On 4 Nov 2015 at 16:44 GMT M (McQueen) M wrote:
On 4 Nov 2015 at 16:38 GMT M (McQueen) M wrote:
On 25 Jun 2014 at 18:31 GMT Jason Clark wrote:
Franklyn Bearce, on the other hand, can be proved to be lying about his claimed records. There are no records, where he says there are. No diary. No deportation records. Nothing, nowhere.

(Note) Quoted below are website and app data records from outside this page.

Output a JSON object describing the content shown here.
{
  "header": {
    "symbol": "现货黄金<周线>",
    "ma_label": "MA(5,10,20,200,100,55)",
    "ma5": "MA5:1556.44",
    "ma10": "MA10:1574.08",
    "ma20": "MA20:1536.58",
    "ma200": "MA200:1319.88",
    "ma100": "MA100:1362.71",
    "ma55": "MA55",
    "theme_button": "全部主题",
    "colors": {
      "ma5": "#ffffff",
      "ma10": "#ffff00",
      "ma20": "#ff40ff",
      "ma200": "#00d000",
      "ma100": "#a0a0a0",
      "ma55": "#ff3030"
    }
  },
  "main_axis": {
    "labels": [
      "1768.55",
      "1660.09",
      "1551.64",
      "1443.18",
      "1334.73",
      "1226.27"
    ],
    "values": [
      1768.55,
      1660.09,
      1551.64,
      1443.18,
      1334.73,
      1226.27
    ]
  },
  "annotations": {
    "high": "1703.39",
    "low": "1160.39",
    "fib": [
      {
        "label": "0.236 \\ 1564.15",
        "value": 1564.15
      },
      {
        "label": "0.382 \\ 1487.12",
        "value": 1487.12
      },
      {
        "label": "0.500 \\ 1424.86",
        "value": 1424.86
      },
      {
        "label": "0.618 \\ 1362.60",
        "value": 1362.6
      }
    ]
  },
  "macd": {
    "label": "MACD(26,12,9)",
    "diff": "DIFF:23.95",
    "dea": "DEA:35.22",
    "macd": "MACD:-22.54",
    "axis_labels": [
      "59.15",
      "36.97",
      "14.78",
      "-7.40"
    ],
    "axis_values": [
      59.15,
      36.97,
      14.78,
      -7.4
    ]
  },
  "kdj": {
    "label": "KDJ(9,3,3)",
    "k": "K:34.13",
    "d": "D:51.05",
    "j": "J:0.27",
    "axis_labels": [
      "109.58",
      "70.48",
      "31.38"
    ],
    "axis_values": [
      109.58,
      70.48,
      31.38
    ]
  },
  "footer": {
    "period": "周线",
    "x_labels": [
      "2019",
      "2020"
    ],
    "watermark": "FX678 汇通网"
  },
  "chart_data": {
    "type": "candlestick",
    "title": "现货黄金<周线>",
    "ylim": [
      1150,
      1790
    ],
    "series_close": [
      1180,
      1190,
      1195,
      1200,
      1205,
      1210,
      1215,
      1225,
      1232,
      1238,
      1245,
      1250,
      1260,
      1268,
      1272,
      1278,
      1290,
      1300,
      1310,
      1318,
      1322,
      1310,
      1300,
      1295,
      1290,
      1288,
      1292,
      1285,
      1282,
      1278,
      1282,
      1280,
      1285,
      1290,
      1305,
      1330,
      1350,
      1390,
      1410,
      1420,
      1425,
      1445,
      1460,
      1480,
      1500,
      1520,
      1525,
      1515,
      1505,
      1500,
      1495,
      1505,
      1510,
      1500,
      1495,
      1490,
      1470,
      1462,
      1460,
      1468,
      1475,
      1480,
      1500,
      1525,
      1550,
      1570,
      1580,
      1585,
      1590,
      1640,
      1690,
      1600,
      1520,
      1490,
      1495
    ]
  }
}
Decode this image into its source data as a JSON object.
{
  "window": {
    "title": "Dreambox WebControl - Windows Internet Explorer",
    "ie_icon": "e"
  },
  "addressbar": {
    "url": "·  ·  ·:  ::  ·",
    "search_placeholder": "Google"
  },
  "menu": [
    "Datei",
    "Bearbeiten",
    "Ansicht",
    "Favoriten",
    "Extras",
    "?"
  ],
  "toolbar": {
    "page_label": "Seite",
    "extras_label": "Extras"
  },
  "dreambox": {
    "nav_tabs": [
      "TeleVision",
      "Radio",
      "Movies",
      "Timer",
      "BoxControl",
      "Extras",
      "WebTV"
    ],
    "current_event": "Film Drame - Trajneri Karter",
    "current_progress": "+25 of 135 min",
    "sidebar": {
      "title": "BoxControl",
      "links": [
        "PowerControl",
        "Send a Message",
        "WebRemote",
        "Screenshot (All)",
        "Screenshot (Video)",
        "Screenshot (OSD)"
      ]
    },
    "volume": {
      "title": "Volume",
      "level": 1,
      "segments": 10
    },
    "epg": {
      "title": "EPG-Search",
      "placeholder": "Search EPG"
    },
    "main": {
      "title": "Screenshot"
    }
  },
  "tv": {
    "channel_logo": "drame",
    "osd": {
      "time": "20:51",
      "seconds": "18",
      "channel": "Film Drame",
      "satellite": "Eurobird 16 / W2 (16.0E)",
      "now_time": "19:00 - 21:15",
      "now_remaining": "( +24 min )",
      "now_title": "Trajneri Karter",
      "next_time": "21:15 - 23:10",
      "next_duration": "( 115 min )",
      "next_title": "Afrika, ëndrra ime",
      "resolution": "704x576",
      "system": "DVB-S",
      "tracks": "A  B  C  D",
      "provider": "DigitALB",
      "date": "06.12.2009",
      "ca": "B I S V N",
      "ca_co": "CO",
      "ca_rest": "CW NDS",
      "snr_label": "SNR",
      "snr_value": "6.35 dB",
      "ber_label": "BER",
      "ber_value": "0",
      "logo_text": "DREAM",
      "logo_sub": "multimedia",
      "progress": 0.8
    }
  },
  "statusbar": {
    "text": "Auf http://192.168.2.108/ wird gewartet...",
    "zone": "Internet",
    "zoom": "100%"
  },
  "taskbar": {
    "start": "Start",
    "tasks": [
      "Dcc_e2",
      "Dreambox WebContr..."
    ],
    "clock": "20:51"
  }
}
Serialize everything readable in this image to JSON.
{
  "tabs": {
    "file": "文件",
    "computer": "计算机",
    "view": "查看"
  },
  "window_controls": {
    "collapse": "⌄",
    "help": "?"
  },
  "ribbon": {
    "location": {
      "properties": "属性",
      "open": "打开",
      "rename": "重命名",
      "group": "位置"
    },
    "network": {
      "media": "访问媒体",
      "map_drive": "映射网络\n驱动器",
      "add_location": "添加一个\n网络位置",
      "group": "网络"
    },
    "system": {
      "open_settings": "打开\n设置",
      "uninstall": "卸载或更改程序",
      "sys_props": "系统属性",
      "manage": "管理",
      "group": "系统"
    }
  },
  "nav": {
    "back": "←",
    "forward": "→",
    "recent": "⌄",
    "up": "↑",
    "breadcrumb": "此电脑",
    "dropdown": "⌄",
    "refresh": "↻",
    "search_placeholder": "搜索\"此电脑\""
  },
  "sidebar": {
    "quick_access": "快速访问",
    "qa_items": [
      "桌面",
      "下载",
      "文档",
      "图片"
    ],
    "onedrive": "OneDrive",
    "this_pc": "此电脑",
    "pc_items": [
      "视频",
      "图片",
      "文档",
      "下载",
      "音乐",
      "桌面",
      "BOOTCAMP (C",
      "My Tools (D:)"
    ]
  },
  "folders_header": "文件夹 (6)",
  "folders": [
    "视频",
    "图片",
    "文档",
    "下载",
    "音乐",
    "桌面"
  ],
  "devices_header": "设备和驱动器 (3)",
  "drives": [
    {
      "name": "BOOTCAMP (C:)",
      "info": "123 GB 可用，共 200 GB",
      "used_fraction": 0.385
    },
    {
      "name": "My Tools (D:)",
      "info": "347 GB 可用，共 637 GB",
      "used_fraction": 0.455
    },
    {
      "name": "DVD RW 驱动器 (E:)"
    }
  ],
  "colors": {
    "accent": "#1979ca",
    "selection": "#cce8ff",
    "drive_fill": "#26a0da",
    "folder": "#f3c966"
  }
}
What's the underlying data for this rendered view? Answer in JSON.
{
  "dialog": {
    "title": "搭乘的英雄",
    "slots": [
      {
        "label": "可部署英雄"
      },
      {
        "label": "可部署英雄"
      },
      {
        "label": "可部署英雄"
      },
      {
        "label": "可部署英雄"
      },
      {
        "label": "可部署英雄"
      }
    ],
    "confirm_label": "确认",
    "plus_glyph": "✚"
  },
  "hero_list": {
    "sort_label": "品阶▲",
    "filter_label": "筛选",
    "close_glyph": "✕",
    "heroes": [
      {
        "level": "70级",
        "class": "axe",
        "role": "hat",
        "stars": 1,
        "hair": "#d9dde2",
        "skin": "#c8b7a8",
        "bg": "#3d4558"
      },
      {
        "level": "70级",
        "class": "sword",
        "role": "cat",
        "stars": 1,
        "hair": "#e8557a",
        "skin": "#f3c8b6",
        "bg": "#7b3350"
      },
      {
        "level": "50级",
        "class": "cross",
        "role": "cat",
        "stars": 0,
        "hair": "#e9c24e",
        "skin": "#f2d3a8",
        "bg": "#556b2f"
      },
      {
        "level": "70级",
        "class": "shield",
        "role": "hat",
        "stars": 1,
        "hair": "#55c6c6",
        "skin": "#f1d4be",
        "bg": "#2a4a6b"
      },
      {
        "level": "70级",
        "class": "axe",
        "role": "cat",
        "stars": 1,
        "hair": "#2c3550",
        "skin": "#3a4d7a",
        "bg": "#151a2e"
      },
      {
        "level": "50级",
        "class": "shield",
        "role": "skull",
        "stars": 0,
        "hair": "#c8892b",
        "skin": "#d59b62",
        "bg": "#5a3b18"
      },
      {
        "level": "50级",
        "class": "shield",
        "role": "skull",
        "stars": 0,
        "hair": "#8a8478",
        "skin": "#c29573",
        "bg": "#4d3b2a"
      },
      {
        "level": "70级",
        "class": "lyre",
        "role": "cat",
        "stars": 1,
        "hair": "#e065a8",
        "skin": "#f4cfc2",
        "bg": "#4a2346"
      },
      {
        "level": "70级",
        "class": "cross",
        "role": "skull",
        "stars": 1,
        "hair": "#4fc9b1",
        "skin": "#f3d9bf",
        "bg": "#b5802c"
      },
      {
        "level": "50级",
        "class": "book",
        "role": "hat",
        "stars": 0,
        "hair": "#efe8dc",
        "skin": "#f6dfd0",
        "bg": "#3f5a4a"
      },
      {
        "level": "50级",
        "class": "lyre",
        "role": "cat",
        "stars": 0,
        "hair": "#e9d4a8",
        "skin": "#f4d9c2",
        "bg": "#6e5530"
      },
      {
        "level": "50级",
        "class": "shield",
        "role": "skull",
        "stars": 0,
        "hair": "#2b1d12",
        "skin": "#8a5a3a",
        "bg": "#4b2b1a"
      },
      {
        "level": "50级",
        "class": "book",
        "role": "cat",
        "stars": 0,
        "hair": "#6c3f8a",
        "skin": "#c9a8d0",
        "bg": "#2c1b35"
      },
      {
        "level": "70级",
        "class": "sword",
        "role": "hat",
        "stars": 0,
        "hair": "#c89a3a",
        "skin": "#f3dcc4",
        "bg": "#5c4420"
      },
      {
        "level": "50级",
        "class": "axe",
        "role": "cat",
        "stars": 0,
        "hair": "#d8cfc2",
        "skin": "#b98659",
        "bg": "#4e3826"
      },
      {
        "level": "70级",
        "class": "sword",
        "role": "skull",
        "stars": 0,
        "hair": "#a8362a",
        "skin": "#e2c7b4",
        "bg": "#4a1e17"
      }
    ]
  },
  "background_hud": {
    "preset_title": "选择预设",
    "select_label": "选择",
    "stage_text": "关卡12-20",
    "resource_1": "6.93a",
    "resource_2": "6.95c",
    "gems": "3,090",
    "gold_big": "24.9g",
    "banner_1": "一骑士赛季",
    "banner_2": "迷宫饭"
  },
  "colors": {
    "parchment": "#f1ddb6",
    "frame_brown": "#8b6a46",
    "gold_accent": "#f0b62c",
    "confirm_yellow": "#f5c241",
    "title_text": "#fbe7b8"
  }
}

And, if you check his profile, you can see he's lying about almost all of his "genealogy".
On 18 Jun 2014 at 22:01 GMT Jillaine Smith wrote:
On 18 Jun 2014 at 20:05 GMT Mike Walton Sr. wrote:
On 3 Jun 2014 at 13:47 GMT Jillaine Smith wrote:
On 3 Jun 2014 at 13:41 GMT Jillaine Smith wrote:
On 2 Jun 2014 at 21:08 GMT Jason Clark wrote:
On 2 Jun 2014 at 16:44 GMT Jillaine Smith wrote:
Augustine is 16 degrees from Elinor Glyn, 21 degrees from Frances Weidman and 15 degrees from Victoria of the United Kingdom of Great Britain and Ireland on our single family tree. Login to find your connection.